because Marines are available for training and operations instead of laying in a hospital bed, getting
physical therapy, being on light duty, etc.
Applying ORM only On-duty would be like putting a Band-Aid on a severed leg!
Top Five (of ten) Mishap Categories
Marine Corps Ground Mishaps FY 91-99
#1 #2 #3 #4 #5
Mishaps Industrial POV GMV Training Other On duty
4255 3111 2130 2018 1442
Fatalities POV Motorcycle Training Sport/Rec Off-duty Other Off-duty
526 113 72 61 49
Perm. Total POV Motorcycle Sport/Rec Off-duty Training Other Off-duty
Disability 59 18 14 6 5
Perm. Partial POV Training Motorcycle Industrial On-duty Other Off-duty
Disability 119 49 47 39 37
Lost Time Industrial On-duty POV Training Other On-duty Sports/Rec Off-duty

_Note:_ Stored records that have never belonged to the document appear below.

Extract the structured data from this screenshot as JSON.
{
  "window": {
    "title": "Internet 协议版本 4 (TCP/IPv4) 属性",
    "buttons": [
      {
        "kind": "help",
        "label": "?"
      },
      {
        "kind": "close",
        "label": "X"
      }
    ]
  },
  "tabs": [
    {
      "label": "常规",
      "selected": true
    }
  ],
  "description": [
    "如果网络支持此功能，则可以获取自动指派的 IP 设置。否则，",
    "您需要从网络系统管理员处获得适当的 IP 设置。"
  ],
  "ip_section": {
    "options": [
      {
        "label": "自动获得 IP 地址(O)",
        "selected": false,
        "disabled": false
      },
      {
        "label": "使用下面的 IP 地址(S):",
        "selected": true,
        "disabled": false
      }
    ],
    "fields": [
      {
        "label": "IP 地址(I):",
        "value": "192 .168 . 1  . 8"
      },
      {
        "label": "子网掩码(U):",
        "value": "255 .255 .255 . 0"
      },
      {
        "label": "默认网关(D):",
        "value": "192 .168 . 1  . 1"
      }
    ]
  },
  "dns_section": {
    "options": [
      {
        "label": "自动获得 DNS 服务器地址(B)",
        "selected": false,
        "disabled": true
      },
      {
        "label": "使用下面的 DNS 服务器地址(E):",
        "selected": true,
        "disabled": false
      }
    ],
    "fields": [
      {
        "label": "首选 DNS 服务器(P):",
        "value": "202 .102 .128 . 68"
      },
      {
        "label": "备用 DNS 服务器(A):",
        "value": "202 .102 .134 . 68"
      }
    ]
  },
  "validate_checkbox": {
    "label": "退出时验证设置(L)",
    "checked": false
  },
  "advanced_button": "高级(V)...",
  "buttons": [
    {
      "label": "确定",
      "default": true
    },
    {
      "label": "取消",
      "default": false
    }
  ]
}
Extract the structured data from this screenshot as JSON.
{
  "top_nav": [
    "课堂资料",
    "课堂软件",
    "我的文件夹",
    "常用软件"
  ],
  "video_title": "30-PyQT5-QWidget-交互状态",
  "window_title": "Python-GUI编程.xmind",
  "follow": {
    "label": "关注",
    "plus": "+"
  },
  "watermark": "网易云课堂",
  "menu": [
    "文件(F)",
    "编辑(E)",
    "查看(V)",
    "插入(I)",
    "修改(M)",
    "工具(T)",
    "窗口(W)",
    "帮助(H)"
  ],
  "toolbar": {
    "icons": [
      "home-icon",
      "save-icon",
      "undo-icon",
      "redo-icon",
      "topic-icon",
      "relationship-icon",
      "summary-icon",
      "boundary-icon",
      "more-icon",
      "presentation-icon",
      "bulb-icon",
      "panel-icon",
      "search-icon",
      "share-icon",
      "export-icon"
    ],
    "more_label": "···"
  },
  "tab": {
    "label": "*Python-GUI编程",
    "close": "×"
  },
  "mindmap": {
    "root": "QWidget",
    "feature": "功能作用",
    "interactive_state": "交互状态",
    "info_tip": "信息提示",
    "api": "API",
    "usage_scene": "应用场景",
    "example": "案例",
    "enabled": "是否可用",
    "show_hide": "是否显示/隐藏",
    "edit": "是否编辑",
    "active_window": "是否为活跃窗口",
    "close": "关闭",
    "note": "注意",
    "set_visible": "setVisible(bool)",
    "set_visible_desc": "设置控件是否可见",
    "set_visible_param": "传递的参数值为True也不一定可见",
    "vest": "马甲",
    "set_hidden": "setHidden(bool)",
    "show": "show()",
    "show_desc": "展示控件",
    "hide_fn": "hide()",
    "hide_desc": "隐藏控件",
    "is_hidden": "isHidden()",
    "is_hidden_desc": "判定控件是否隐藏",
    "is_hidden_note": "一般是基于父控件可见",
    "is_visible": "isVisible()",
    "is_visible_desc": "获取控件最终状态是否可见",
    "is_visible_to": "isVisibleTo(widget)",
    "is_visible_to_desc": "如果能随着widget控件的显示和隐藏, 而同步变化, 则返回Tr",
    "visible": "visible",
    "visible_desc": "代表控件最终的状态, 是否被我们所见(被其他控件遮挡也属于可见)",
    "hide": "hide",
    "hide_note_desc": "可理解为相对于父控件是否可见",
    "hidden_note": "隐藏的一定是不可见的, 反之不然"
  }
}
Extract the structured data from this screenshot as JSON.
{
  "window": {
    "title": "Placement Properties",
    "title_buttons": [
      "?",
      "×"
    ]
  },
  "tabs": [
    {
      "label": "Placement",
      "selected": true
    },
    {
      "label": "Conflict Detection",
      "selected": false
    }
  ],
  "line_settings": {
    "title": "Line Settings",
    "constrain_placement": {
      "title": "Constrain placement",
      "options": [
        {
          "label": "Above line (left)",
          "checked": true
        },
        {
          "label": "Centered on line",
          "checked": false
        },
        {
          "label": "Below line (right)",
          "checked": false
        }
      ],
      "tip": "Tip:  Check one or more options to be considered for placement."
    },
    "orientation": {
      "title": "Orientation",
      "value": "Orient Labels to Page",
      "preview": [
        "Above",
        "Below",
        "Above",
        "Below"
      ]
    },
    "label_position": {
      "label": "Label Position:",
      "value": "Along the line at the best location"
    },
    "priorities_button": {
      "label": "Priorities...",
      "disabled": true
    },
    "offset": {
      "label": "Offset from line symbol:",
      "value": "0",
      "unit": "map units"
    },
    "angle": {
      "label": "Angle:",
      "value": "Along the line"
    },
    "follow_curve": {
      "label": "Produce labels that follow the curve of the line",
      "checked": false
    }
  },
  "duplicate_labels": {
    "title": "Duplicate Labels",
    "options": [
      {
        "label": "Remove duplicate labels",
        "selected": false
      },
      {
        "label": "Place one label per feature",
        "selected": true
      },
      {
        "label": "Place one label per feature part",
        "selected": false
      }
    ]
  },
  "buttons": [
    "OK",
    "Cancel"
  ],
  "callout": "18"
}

Injuries 4178 3029 1945 1384 1095
Affinity Diagram is a technique that breaks an operation down into categories to focus the analysis‟s efforts
on one area at a time. It is similar in use to an operational analysis; except that the Affinity Diagram
groups similar items together instead of listing in chronological sequence.
As a stand-alone hazard analysis technique, especially valuable in combat hazard identification.
1. Separate into categories.
2. List the hazards associated with each category.
3. List the possible causes of the hazards.
Categories Hazards Causes
Terrain & Weather Visibility
Time of Day
Troops Physical Condition
Fire Support Range
This technique guides a group in an interactive exchange of ideas, deferring judgement until the end of the
session. It is a good way to quickly generate many diverse ideas. This technique is particularly effective
when participants feel “free” to offer their ideas without fear of criticism.
Used alone or as a means of enhancing the effectiveness of almost any other hazard analysis technique.
Encourage active participation of all group members.
Develop a high-energy, enthusiastic climate.
Do not criticize or compliment ideas as they are presented.
Encourage creative thinking, including out of the box ideas.
Build and expand on the ideas of others.
Avoid stopping when the ideas slow down; try to generate as long a list as possible within the allotted time.
A brainstorming session may be structured (each group member presents an idea in turn) or unstructured
( the facilitator accepts random inputs form the group). Structured brainstorming ensures participation by
all group members. Unstructured brainstorming may be dominated by one of more group members.
To conduct a brainstorming session:
1. Review the guidelines for brainstorming.
2. Clearly state the question and the time limit (15-60 minutes).
3. Members take turns calling out ideas. (For structured brainstorming, this is done in order. Members
pass when an idea does not come to mind quickly, but may contribute on the next round).
4. Record each idea exactly as presented on a flipchart/board/post-it note, visible to all group members.
5. After all ideas have been presented, discus the ideas to ensure that all member have the same
understanding of each idea. Eliminate duplications or out of context suggestions.